→ DESCRIPTION OF THE TASK:
Exactly how many lines in this listing contain "label"? Only the number is needed.

→ EXTRACTED ENTRIES:
________________________

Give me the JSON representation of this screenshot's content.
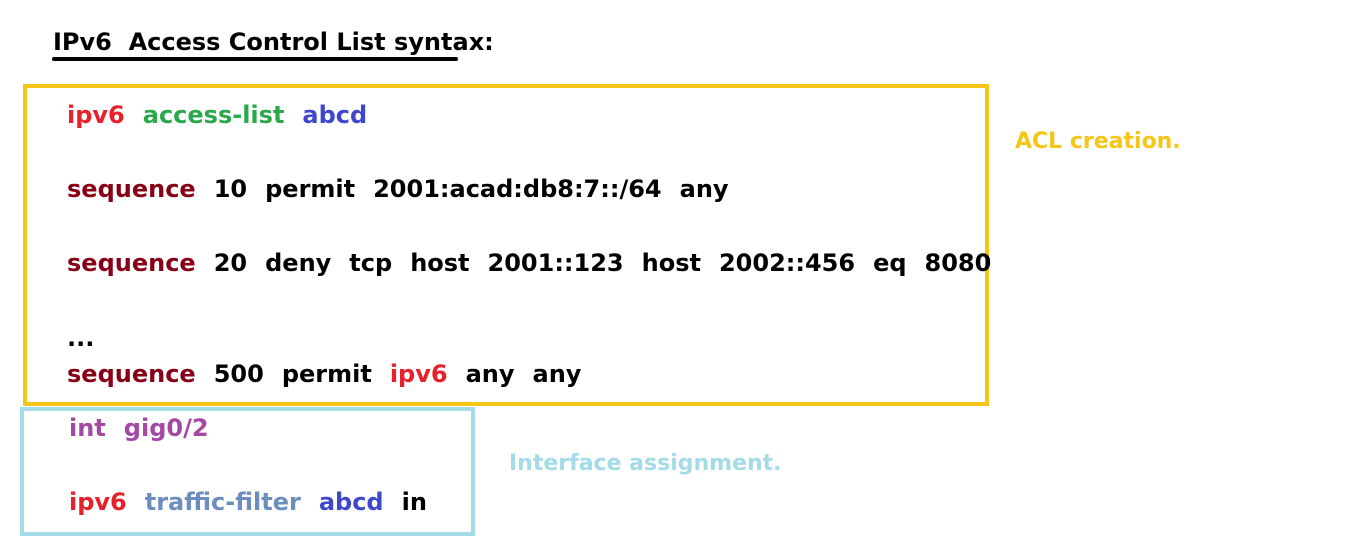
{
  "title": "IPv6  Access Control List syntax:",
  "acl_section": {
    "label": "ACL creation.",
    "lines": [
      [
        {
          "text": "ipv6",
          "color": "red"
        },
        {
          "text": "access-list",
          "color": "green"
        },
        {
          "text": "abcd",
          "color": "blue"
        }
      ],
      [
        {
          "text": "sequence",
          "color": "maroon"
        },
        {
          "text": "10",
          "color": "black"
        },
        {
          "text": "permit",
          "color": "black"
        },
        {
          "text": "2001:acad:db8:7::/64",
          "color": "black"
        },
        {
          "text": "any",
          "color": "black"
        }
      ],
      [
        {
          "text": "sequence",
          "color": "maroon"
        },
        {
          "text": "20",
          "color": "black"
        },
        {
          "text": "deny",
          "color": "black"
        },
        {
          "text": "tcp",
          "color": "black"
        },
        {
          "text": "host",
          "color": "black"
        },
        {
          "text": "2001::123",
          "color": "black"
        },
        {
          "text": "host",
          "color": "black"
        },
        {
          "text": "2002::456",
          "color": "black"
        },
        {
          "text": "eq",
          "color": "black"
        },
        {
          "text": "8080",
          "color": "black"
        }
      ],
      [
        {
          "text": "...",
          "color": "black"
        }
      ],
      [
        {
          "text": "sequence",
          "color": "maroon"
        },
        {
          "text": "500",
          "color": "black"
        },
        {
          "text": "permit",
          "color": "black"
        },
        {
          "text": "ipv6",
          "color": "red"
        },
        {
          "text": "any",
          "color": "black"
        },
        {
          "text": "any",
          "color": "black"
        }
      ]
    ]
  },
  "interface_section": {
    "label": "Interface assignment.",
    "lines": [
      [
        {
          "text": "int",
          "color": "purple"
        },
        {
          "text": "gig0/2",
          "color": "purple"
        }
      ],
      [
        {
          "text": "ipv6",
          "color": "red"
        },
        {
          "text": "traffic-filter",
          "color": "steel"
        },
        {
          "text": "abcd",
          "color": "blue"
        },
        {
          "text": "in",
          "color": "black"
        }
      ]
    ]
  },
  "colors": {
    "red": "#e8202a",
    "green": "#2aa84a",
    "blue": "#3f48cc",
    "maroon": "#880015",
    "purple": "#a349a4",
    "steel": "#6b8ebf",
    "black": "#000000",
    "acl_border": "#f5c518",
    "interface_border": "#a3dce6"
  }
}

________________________

→ ANSWER BOX:
2